The laptime data from the Abu Dhabi Grand Prix takes a while to sort through, and it holds a number of mysteries. It has taken a fair amount of effort to extract the underlying pace of the cars. The main reason for this is the fuel model. Last year’s data, and quoted fuel penalty figures on the web were way out – unless you were Adrian Sutil or Michael Schumacher. It took a long time to realise that their tyres in the first stint must have been used for two qualifying runs, and the second stint tyres were new. Once I got that, then their traces began to make sense with the data from the other cars – and this confirmed that the fuel data on the web was wrong. This also explains why Rosberg passed Schumacher relatively easily on the first lap – his tyres gave him an added three tenths of a second advantage on top of his two tenths underlying pace advantage.
The other really interesting thing to note in the cars’ underlying pace is that the pace on the harder medium tyres really was about 1.5s off the pace of the softs – usually about half the deficit seen in qualifying is a good guess – this time the tyres were a lot slower than that. Just goes to show that nothing is obvious.
Anyway, to keep things interesting, I’m going to post this as three tables: soft tyre pace; medium tyre pace and difference between soft and medium tyres for each car.
Hamilton, Alonso joint fastest
Schumacher, Sutil, Di Resta, Petrov +1.3s
Kobayashi, Alguersuari +1.6s
Buemi +1.8s (only a few clear laps so this is quite uncertain)
Barrichello, Maldonado, Senna +2.0s (new tyres were worth a lot)
Vettel, D’Ambrosio no clear laps
Button fastest +1.2s from fastest soft tyre pace
Schumacher, Sutil +2.6s
Di Resta +2.8s
Ricciardo +7.4s (but I think that there was something wrong with the car)
Vettel, Webber, Buemi, Kobayashi, D’Ambrosio no clear laps
This highlights that there were a few people who didn’t make the most of their pace – notably Petrov and Perez. The Mexican forced himself onto a long stint on the hard tyres by breaking his front wing on the opening lap – and would surely have been ninth had he not made that mistake. Petrov looked good in the first stint, and then somehow his race fell apart in the middle stint.
Bruno Senna, on the other hand, stands out as slowest of the midfield, although there is still an appreciable gap to the Lotus/Caterham cars. The Williams race pace was flattered by their having new tyres available, but from the back row of the grid it is clear that Barrichello could have done little better.
As a matter of interest, the variation of the pace difference from softs to mediums was quite high, so here’s another table:
Soft to medium pace difference:
Perez, Kovalainen +1.2s
Hamilton, Schumacher, Barrichello, Sutil +1.3s (Hamilton cruised the last stint)
Massa, Liuzzi +1.4s
Maldonado, Di Resta +1.5s
Senna, Alguersuari +1.6s
Alonso, Petrov +1.7s (Alonso had not much to race for in last stint)
Trulli, Glock +2.0s
Well, intelligentF1 suggested that McLaren were fast on the medium tyres – it looks like they were.
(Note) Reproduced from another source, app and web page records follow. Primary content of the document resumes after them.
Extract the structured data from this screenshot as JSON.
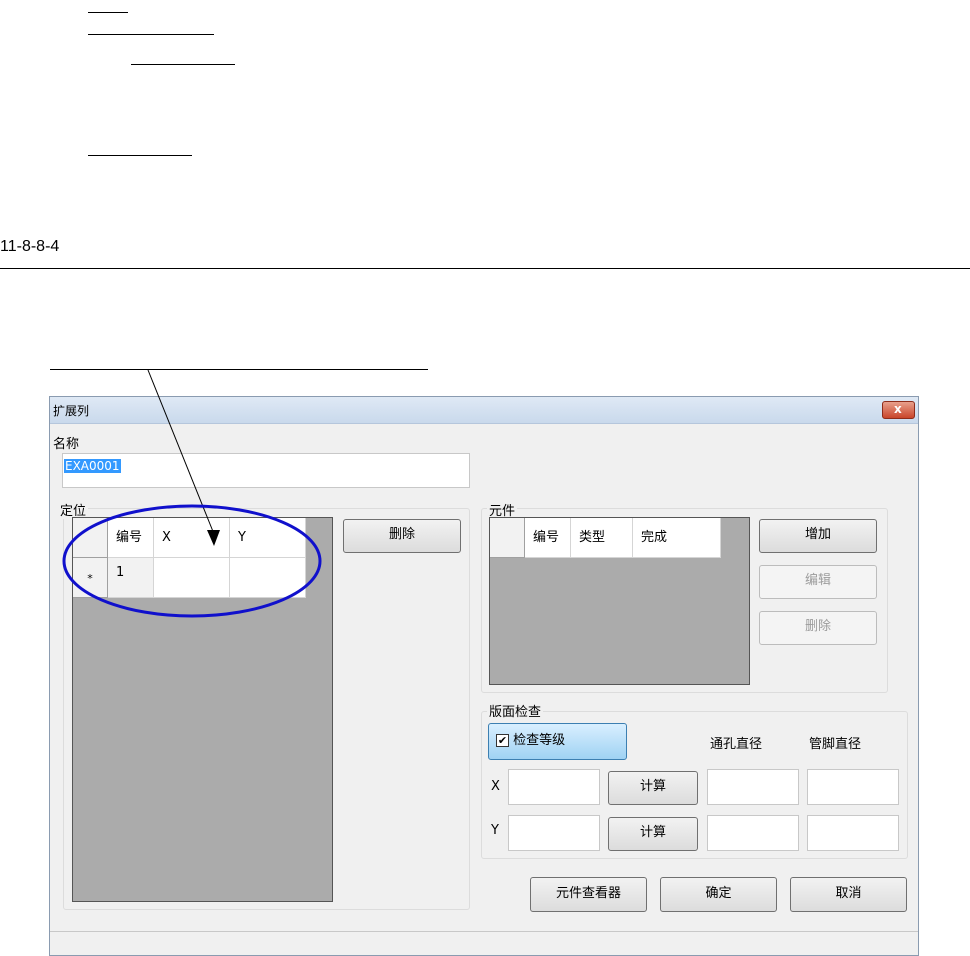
{
  "document": {
    "section_number": "11-8-8-4"
  },
  "dialog": {
    "title": "扩展列",
    "close_glyph": "x",
    "name_label": "名称",
    "name_value": "EXA0001",
    "positioning": {
      "label": "定位",
      "columns": [
        "编号",
        "X",
        "Y"
      ],
      "rows": [
        {
          "marker": "*",
          "number": "1",
          "x": "",
          "y": ""
        }
      ],
      "delete_button": "删除"
    },
    "components": {
      "label": "元件",
      "columns": [
        "编号",
        "类型",
        "完成"
      ],
      "add_button": "增加",
      "edit_button": "编辑",
      "delete_button": "删除"
    },
    "board_check": {
      "label": "版面检查",
      "check_level_label": "检查等级",
      "check_level_checked": true,
      "checkmark": "✔",
      "via_diameter_label": "通孔直径",
      "pin_diameter_label": "管脚直径",
      "x_label": "X",
      "y_label": "Y",
      "calc_button_x": "计算",
      "calc_button_y": "计算"
    },
    "footer": {
      "viewer_button": "元件查看器",
      "ok_button": "确定",
      "cancel_button": "取消"
    }
  },
  "colors": {
    "annotation_ellipse": "#1010cc",
    "grid_background": "#ababab",
    "selection": "#3399ff"
  }
}
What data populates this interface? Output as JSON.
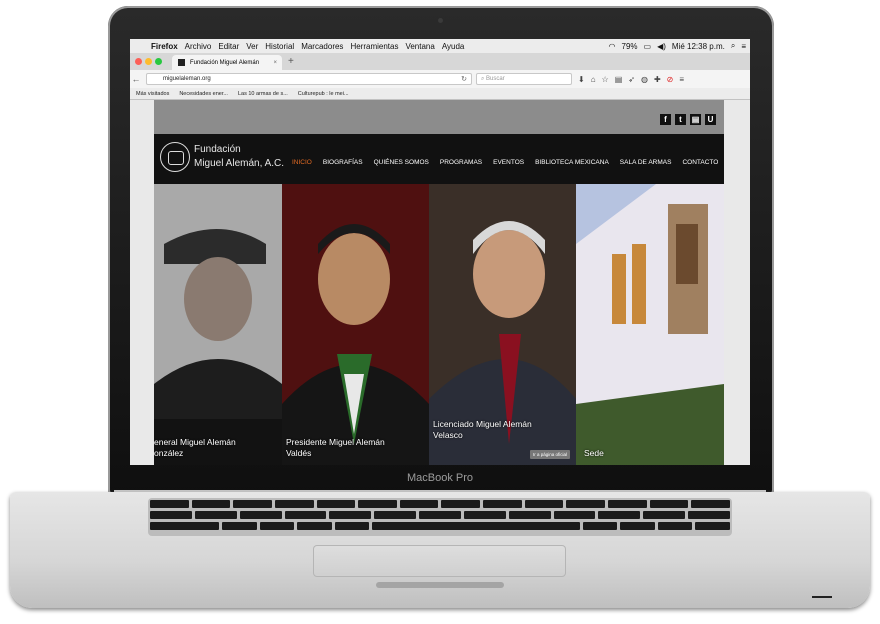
{
  "device": {
    "model_label": "MacBook Pro"
  },
  "menubar": {
    "app": "Firefox",
    "items": [
      "Archivo",
      "Editar",
      "Ver",
      "Historial",
      "Marcadores",
      "Herramientas",
      "Ventana",
      "Ayuda"
    ],
    "battery": "79%",
    "clock": "Mié 12:38 p.m."
  },
  "browser": {
    "tab_title": "Fundación Miguel Alemán",
    "url": "miguelaleman.org",
    "search_placeholder": "Buscar",
    "bookmarks": [
      "Más visitados",
      "Necesidades ener...",
      "Las 10 armas de s...",
      "Culturepub : le mei..."
    ]
  },
  "site": {
    "org_name_line1": "Fundación",
    "org_name_line2": "Miguel Alemán, A.C.",
    "social": [
      "f",
      "t",
      "▤",
      "U"
    ],
    "nav": [
      "INICIO",
      "BIOGRAFÍAS",
      "QUIÉNES SOMOS",
      "PROGRAMAS",
      "EVENTOS",
      "BIBLIOTECA MEXICANA",
      "SALA DE ARMAS",
      "CONTACTO"
    ],
    "panels": [
      {
        "line1": "eneral Miguel Alemán",
        "line2": "onzález"
      },
      {
        "line1": "Presidente Miguel Alemán",
        "line2": "Valdés"
      },
      {
        "line1": "Licenciado Miguel Alemán",
        "line2": "Velasco",
        "button": "Ir a página oficial"
      },
      {
        "line1": "Sede",
        "line2": ""
      }
    ]
  },
  "colors": {
    "accent": "#e06a24",
    "header_bg": "#111111"
  }
}
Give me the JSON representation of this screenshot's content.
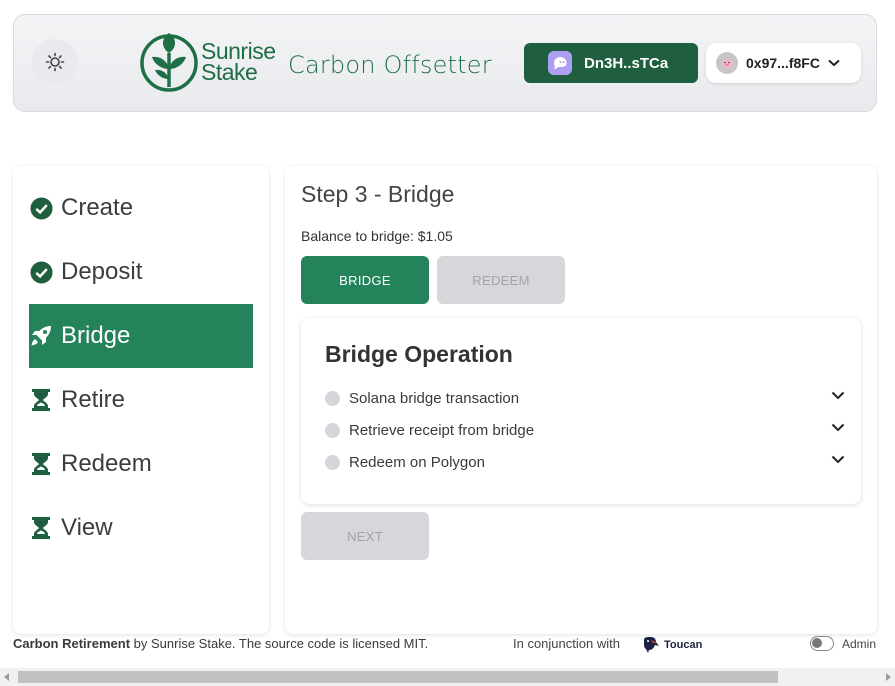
{
  "header": {
    "brand_line1": "Sunrise",
    "brand_line2": "Stake",
    "app_title": "Carbon Offsetter",
    "solana_wallet": "Dn3H..sTCa",
    "eth_wallet": "0x97...f8FC"
  },
  "sidebar": {
    "items": [
      {
        "label": "Create",
        "icon": "check-circle-icon",
        "state": "done"
      },
      {
        "label": "Deposit",
        "icon": "check-circle-icon",
        "state": "done"
      },
      {
        "label": "Bridge",
        "icon": "rocket-icon",
        "state": "active"
      },
      {
        "label": "Retire",
        "icon": "hourglass-icon",
        "state": "pending"
      },
      {
        "label": "Redeem",
        "icon": "hourglass-icon",
        "state": "pending"
      },
      {
        "label": "View",
        "icon": "hourglass-icon",
        "state": "pending"
      }
    ]
  },
  "main": {
    "step_title": "Step 3 - Bridge",
    "balance_text": "Balance to bridge: $1.05",
    "bridge_button": "BRIDGE",
    "redeem_button": "REDEEM",
    "next_button": "NEXT",
    "operation": {
      "title": "Bridge Operation",
      "steps": [
        "Solana bridge transaction",
        "Retrieve receipt from bridge",
        "Redeem on Polygon"
      ]
    }
  },
  "footer": {
    "bold_text": "Carbon Retirement",
    "rest_text": " by Sunrise Stake. The source code is licensed MIT.",
    "conjunction_text": "In conjunction with",
    "partner": "Toucan",
    "admin_label": "Admin"
  },
  "colors": {
    "brand_green": "#1f6f46",
    "active_green": "#24835a",
    "wallet_dark_green": "#1f5e3f",
    "disabled_gray": "#d6d7da"
  }
}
Ferrari are clearly slow on harder tyres and Sauber reasonably fast. The surprise for me is to see Kovalainen high on this list – usually the cars at the back have struggled on the harder tyres.
Great drives from Hamilton and Alonso. Reputation enhanced for Rosberg and Sutil. Underlying data provides relief for Petrov and Perez, and makes it look less bad for Schumacher. And bad news for Massa and Senna.